◆ **Task description**:
Retype the records in full, keeping each character as it is.

◆ **Given records**:
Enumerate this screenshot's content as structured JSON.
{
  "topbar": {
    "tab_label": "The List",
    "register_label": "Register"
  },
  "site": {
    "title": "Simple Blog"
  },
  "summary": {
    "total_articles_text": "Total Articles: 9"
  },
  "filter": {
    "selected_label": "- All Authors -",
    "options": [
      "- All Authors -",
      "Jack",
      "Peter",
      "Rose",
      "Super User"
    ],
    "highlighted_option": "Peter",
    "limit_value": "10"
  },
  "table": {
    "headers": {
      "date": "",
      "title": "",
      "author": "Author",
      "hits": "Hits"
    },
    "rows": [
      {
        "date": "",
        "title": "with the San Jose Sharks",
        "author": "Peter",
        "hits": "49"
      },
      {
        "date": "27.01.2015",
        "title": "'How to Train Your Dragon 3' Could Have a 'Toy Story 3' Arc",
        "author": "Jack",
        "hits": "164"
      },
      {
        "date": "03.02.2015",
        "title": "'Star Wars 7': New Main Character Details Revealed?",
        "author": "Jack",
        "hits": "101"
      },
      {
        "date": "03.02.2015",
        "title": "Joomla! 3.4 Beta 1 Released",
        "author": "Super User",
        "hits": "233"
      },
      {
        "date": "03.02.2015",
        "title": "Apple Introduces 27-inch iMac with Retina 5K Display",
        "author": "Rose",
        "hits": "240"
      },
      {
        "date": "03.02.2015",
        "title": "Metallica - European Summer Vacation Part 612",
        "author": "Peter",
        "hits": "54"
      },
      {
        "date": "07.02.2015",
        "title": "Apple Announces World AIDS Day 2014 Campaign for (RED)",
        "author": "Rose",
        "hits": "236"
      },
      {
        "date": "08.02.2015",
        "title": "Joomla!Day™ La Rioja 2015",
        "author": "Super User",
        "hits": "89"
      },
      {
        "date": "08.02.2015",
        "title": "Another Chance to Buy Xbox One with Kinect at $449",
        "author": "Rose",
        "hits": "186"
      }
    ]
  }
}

◆ **Result of the exercise**:
Enumerate this screenshot's content as structured JSON.
{
  "topbar": {
    "tab_label": "The List",
    "register_label": "Register"
  },
  "site": {
    "title": "Simple Blog"
  },
  "summary": {
    "total_articles_text": "Total Articles: 9"
  },
  "filter": {
    "selected_label": "- All Authors -",
    "options": [
      "- All Authors -",
      "Jack",
      "Peter",
      "Rose",
      "Super User"
    ],
    "highlighted_option": "Peter",
    "limit_value": "10"
  },
  "table": {
    "headers": {
      "date": "",
      "title": "",
      "author": "Author",
      "hits": "Hits"
    },
    "rows": [
      {
        "date": "",
        "title": "with the San Jose Sharks",
        "author": "Peter",
        "hits": "49"
      },
      {
        "date": "27.01.2015",
        "title": "'How to Train Your Dragon 3' Could Have a 'Toy Story 3' Arc",
        "author": "Jack",
        "hits": "164"
      },
      {
        "date": "03.02.2015",
        "title": "'Star Wars 7': New Main Character Details Revealed?",
        "author": "Jack",
        "hits": "101"
      },
      {
        "date": "03.02.2015",
        "title": "Joomla! 3.4 Beta 1 Released",
        "author": "Super User",
        "hits": "233"
      },
      {
        "date": "03.02.2015",
        "title": "Apple Introduces 27-inch iMac with Retina 5K Display",
        "author": "Rose",
        "hits": "240"
      },
      {
        "date": "03.02.2015",
        "title": "Metallica - European Summer Vacation Part 612",
        "author": "Peter",
        "hits": "54"
      },
      {
        "date": "07.02.2015",
        "title": "Apple Announces World AIDS Day 2014 Campaign for (RED)",
        "author": "Rose",
        "hits": "236"
      },
      {
        "date": "08.02.2015",
        "title": "Joomla!Day™ La Rioja 2015",
        "author": "Super User",
        "hits": "89"
      },
      {
        "date": "08.02.2015",
        "title": "Another Chance to Buy Xbox One with Kinect at $449",
        "author": "Rose",
        "hits": "186"
      }
    ]
  }
}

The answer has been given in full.